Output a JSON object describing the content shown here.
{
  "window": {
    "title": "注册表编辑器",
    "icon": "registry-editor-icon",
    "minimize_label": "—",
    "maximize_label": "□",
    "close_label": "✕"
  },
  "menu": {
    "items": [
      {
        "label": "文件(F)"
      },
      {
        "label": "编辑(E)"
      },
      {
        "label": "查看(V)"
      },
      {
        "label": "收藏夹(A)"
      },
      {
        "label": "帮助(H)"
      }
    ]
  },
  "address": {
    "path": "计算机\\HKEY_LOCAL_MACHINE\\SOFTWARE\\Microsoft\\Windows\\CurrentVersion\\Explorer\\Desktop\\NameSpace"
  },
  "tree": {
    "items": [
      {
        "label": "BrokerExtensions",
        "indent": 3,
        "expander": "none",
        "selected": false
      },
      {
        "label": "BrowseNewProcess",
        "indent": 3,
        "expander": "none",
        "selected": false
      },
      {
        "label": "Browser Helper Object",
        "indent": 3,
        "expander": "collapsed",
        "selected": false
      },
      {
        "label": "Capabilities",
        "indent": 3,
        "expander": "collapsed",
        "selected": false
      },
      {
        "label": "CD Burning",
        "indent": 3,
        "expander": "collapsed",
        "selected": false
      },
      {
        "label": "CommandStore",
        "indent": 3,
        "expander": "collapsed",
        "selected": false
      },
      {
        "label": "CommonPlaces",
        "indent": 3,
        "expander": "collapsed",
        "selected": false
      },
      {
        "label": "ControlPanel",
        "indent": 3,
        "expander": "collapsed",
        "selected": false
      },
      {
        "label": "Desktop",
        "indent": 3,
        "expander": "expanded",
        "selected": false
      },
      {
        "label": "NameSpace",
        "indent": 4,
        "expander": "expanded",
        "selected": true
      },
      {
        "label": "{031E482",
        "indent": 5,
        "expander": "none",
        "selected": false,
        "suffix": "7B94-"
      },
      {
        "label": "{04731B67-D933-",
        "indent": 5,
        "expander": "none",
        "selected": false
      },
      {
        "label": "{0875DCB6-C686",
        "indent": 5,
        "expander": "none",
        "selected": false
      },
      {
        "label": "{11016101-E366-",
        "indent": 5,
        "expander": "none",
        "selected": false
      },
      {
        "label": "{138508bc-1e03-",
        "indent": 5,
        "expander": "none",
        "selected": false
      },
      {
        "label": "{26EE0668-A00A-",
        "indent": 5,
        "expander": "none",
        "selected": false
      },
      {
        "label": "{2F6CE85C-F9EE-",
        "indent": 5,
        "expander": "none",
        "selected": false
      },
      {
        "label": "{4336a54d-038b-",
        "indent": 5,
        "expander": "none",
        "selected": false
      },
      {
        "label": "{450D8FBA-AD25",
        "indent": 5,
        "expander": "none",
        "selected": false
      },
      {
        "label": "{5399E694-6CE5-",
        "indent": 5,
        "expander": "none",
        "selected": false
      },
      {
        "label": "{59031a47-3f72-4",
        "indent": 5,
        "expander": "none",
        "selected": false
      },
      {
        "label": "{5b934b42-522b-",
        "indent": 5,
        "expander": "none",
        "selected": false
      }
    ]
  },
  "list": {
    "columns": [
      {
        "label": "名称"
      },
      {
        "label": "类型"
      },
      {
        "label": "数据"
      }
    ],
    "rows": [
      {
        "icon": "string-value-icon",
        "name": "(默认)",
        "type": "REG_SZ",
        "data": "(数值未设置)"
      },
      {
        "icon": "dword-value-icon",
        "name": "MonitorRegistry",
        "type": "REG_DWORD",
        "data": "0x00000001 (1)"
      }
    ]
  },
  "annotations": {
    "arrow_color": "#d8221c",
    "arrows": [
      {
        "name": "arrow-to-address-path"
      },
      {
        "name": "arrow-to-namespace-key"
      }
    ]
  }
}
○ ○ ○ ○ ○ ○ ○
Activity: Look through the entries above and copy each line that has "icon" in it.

Result below:
    "icon": "registry-editor-icon",
        "icon": "string-value-icon",
        "icon": "dword-value-icon",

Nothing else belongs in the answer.